The same can be said for an email list. An email list doesn’t necessarily have to contain only paying subscribers. If you can gain the email address of someone who is interested in the same space as your product, you have the means to reach a potential subscriber. Having an email list also allows you to do retargeted advertising, which can be a great way to create campaigns.
The lack of these things is not a deal-breaker. In fact, it represents great growth opportunities. It all comes down to what type of business you want to purchase. Is it a done-for-you model where you have employees and just pick-up the paycheck? Or is it a diamond in the rough you can take to the next level?
There is no right answer, just what works for you.
7. Evaluate the Branding
Finally, you should view the SaaS business as a whole. That is, try to put yourself in the position of the customer. What do they see when they find the product? If everything is good with the product, can anything be done to make it look more appealing?
This represents another opportunity to scale the brand.
While we’re talking about branding, you’ll want to make sure that any trademarks or patterns are included in the sale.
As you move towards a final deal, getting to know the seller is part of the process. It’s a fair question to ask them why they’re selling. You’ll also want them to disclose any other similar businesses that they own. At Empire Flippers, we get all sellers to sign a non-compete, meaning they’re not allowed to go out and start a similar business in the same niche immediately after selling.
We suggest you do the same.
Buying a SaaS Business
With all the necessary checks done, you can now make that call to your bank knowing you’ve got the knowledge to do it right.
It should be noted that once you’ve established the legitimacy of the business and the numbers are in check, if something is wrong with the business that doesn’t make it a bad investment.
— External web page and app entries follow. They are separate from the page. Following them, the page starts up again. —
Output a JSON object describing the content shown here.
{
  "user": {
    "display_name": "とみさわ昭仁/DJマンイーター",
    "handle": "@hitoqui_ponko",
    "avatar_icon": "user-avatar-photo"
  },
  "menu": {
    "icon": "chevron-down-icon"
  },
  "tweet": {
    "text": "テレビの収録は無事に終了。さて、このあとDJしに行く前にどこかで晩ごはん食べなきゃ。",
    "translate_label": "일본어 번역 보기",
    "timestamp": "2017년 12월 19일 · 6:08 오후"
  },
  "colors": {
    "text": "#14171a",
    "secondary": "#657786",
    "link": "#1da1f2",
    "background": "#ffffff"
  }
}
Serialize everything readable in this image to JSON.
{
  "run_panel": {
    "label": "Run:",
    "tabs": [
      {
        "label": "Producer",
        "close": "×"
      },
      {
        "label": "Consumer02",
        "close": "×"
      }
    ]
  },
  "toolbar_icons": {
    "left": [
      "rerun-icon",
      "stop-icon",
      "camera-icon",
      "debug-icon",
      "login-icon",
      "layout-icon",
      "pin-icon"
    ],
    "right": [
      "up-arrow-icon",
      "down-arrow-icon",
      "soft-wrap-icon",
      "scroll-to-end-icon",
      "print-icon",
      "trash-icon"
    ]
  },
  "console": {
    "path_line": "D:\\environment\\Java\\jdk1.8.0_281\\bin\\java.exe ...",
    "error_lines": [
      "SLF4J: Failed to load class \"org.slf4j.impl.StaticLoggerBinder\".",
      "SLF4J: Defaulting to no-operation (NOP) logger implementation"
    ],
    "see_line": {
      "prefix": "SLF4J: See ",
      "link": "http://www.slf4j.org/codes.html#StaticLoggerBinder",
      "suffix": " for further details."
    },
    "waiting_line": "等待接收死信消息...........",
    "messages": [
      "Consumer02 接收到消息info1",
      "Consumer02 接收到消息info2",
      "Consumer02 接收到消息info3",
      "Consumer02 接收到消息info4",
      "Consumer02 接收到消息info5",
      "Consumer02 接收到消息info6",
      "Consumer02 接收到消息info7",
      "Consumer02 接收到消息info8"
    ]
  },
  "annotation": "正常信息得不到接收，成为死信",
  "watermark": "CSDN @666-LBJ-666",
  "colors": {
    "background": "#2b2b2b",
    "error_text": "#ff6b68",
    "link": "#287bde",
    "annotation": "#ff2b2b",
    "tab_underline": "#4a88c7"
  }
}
A business lacking in some areas is not always a negative; sometimes it can be a very lucrative opportunity for a smart investor.
On our marketplace, we’re open about the assets and opportunities of the SaaS businesses featured there, though, of course, it’s up to you to do the due diligence.
We do this to make the buying process as easy and transparent as possible. If you’re interested in buying a SaaS company or have a few questions, you can set up a call with one of our business analysts. They can answer any questions that you might have about the buying process.
Or you can register for a free marketplace account today to get your journey started.
You might be our next SaaS success story.